The stamps were overprinted by the Hiroshima Printing Ca, Japan. The Ad, I d and 3d originally issued in October appeared to be a trial overprint of the thin seriffed type. All were from an experimental proof sheet printing and it is believed only one sheet was printed before deciding not to proceed with these particular types.

They are all in The Collection, the Ad Kangaroo had a red overprint, the I d Queen also had a red overprint and a dull grey black overprint. The 3d George VI brown had a gold overprint, also red and black overprints. They are cancelled October II, 1946 Aust Army P0 241.

Proof sheets exist on plain paper of these overprints dated October 8, 1946 and the proofs are very scarce.

There were two types of overprint used and made into typeset forms. The Ad, 6d and Il- were the thin seriffed type in an overprint forme of 160, two panes of eighty, ten rows of eight.

The Id brown Queen Elizabeth is the stamp sometimes seen in a blue shade. This was created by being subjected to a chemical action and as a result the yellow pigment in the ink became fugitive. A number are known but have no special interest or value.
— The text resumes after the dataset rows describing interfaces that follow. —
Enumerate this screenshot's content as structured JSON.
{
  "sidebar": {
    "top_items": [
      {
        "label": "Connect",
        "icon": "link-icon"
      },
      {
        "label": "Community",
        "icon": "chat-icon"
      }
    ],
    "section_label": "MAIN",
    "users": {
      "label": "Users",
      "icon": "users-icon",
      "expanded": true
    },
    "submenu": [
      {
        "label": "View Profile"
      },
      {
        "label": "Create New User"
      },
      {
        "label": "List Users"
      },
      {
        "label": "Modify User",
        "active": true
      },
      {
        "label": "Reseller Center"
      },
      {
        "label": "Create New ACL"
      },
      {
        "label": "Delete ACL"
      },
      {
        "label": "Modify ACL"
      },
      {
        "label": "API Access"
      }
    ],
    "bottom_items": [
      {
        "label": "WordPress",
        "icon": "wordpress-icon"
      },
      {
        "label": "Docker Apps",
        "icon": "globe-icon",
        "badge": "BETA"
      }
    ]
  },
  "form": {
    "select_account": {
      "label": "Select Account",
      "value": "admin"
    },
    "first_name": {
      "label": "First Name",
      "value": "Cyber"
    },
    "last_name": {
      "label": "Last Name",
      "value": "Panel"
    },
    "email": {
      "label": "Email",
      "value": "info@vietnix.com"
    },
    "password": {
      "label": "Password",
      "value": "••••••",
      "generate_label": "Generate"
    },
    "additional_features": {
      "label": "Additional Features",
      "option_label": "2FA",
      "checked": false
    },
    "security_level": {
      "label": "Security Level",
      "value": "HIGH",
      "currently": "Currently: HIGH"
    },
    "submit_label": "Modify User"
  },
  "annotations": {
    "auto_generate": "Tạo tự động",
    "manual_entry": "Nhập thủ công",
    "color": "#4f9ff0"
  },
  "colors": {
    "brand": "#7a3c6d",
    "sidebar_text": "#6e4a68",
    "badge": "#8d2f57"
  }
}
The Id and 3d were the thick sans-serif type and an overprint forme of 160 for the post office sheets, two panes of eighty. For the 2- value the thin type was used and the overprint was 120. two panes of sixty. For the 5/- the thin type was used and the overprint forme was eighty, upper and lower panes of forty, four rows of ten, found on two types of paper, chalk surfaced and unsurfaced with multiple crown CofA watermark.

The overprinting was certainly not of a very high standard with many typesetting errors, about 75 on the proof sheets. Later the overprints showed also considerable moving of the type, blurred overprints and many damaged letters. It was also obvious other varieties occurred from incomplete cleaning of the forme.

A comprehensive listing is available in the Australian Commonwealth Specialists Catalogue but it would be very difficult to complete.

Strict control of the issue was established and all stamps supplied to BCOF had to be accounted for.

Although on general issue to the Australian Forces in Japan only a small issue was allowed to each person per week.

The BCOF stamps were withdrawn on February 12, 1949 and unsold remainders were destroyed by burning on March 28, 1949.

The official figures of the stamps issued were:

Ad 189,670; Id 378,750; 3d 891,643; 6d 136,133; Il- 131,055; 2/- 62,651; 5/- 32,508.

Of the latter approximately 6,000 were the thin paper issue.

The By Authority imprint on the 5/- issue appeared on thick paper and thin paper. It appears only on about 150 of these thin paper imprints, so it is scarce. The John Ash imprint only appeared on thick paper. The last overprinting of the Id Queen Elizabeth was a deep blue.

Major varieties included the blue overprint of the Id, 3d and 1/- double overprints, 2/- double perforation, 5/- unsurfaced paper and approximately 75 varieties including a treble overprint. So there are plenty of challenges for the keen specialist in this series.

In the May 1949 AS Mon page 325 appears "Fraudulent 5/- BCOF imprint blocks . These fakes were made by attaching imprints taken from the sheet of the ordinary 5/- Robes Australian stamps to ordinary block of four 5/- BCOF.

Neatly joined the finished job was sufficiently good to pass casual examination but the blocks could not survive the scrutiny of the quartz lamp. Moreover, the watermark does not correctly register. The fakes originated in Victoria but were quickly detected by dealers and the ASDA As far as is known, none of the fakes are held by collectors.